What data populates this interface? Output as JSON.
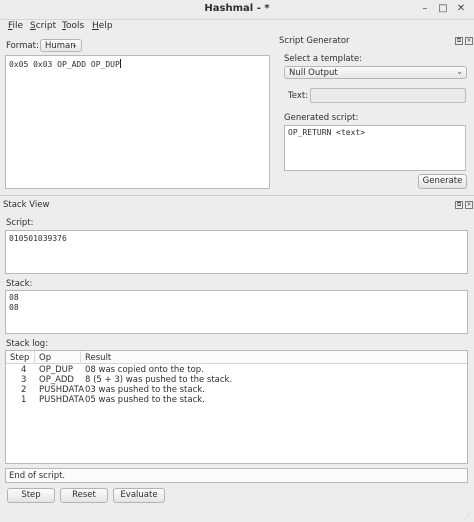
{
  "window": {
    "title": "Hashmal - *"
  },
  "menu": [
    {
      "label": "File",
      "key": "F",
      "rest": "ile"
    },
    {
      "label": "Script",
      "key": "S",
      "rest": "cript"
    },
    {
      "label": "Tools",
      "key": "T",
      "rest": "ools"
    },
    {
      "label": "Help",
      "key": "H",
      "rest": "elp"
    }
  ],
  "editor": {
    "format_label": "Format:",
    "format_value": "Human",
    "script_text": "0x05 0x03 OP_ADD OP_DUP"
  },
  "script_generator": {
    "title": "Script Generator",
    "template_label": "Select a template:",
    "template_value": "Null Output",
    "text_label": "Text:",
    "text_value": "",
    "generated_label": "Generated script:",
    "generated_value": "OP_RETURN <text>",
    "generate_button": "Generate"
  },
  "stack_view": {
    "title": "Stack View",
    "script_label": "Script:",
    "script_value": "010501039376",
    "stack_label": "Stack:",
    "stack_items": [
      "08",
      "08"
    ],
    "log_label": "Stack log:",
    "log_headers": [
      "Step",
      "Op",
      "Result"
    ],
    "log_rows": [
      {
        "step": "4",
        "op": "OP_DUP",
        "result": "08 was copied onto the top."
      },
      {
        "step": "3",
        "op": "OP_ADD",
        "result": "8 (5 + 3) was pushed to the stack."
      },
      {
        "step": "2",
        "op": "PUSHDATA",
        "result": "03 was pushed to the stack."
      },
      {
        "step": "1",
        "op": "PUSHDATA",
        "result": "05 was pushed to the stack."
      }
    ],
    "status": "End of script.",
    "step_button": "Step",
    "reset_button": "Reset",
    "evaluate_button": "Evaluate"
  }
}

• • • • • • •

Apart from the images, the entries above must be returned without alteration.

> **Written solution**
What data populates this interface? Output as JSON.
{
  "window": {
    "title": "Hashmal - *"
  },
  "menu": [
    {
      "label": "File",
      "key": "F",
      "rest": "ile"
    },
    {
      "label": "Script",
      "key": "S",
      "rest": "cript"
    },
    {
      "label": "Tools",
      "key": "T",
      "rest": "ools"
    },
    {
      "label": "Help",
      "key": "H",
      "rest": "elp"
    }
  ],
  "editor": {
    "format_label": "Format:",
    "format_value": "Human",
    "script_text": "0x05 0x03 OP_ADD OP_DUP"
  },
  "script_generator": {
    "title": "Script Generator",
    "template_label": "Select a template:",
    "template_value": "Null Output",
    "text_label": "Text:",
    "text_value": "",
    "generated_label": "Generated script:",
    "generated_value": "OP_RETURN <text>",
    "generate_button": "Generate"
  },
  "stack_view": {
    "title": "Stack View",
    "script_label": "Script:",
    "script_value": "010501039376",
    "stack_label": "Stack:",
    "stack_items": [
      "08",
      "08"
    ],
    "log_label": "Stack log:",
    "log_headers": [
      "Step",
      "Op",
      "Result"
    ],
    "log_rows": [
      {
        "step": "4",
        "op": "OP_DUP",
        "result": "08 was copied onto the top."
      },
      {
        "step": "3",
        "op": "OP_ADD",
        "result": "8 (5 + 3) was pushed to the stack."
      },
      {
        "step": "2",
        "op": "PUSHDATA",
        "result": "03 was pushed to the stack."
      },
      {
        "step": "1",
        "op": "PUSHDATA",
        "result": "05 was pushed to the stack."
      }
    ],
    "status": "End of script.",
    "step_button": "Step",
    "reset_button": "Reset",
    "evaluate_button": "Evaluate"
  }
}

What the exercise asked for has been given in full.